Data records for software interfaces
---------------

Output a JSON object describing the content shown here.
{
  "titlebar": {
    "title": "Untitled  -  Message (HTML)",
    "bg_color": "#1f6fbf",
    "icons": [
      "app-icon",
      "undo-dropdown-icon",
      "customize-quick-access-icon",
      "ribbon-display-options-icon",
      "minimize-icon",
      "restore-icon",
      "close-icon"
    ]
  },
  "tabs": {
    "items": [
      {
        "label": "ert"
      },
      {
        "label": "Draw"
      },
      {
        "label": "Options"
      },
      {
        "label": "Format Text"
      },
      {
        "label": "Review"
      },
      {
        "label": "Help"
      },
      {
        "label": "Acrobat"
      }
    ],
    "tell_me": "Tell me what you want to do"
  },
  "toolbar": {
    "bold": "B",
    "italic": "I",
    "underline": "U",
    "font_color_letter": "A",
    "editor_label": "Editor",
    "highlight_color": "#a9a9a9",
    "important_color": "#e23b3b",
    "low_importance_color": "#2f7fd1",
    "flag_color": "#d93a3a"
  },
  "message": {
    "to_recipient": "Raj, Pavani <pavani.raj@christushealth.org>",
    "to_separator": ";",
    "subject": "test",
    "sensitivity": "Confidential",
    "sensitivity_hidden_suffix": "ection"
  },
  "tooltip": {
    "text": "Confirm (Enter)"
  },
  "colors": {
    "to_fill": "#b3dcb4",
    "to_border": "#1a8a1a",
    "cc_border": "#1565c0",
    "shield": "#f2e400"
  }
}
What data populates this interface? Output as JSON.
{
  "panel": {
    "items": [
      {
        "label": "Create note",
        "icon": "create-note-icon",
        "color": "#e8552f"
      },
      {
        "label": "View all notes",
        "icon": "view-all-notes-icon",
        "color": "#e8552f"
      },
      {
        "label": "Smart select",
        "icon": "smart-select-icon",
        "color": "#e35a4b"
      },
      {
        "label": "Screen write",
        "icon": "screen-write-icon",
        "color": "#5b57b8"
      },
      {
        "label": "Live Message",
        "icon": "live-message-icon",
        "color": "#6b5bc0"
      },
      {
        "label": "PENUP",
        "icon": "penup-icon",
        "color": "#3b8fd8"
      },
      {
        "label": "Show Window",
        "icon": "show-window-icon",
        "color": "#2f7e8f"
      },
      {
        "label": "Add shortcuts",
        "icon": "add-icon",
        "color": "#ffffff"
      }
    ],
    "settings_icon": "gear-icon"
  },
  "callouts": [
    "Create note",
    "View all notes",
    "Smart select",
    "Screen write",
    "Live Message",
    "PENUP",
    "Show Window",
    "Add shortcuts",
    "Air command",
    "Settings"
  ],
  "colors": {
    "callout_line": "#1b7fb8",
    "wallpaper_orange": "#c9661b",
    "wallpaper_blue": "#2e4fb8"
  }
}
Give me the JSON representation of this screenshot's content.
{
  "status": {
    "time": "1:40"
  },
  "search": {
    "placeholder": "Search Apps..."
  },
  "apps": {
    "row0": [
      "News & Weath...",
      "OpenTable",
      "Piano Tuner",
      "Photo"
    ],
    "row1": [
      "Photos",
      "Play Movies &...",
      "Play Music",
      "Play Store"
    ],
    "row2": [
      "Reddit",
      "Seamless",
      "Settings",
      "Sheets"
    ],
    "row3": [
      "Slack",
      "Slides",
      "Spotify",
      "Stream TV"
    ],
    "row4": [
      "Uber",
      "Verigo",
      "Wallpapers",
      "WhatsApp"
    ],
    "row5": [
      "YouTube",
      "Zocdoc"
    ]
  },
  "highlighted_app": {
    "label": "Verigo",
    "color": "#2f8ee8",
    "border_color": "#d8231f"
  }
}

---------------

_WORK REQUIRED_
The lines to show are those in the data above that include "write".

_RESULT BELOW_
        "label": "Screen write",
        "icon": "screen-write-icon",
    "Screen write",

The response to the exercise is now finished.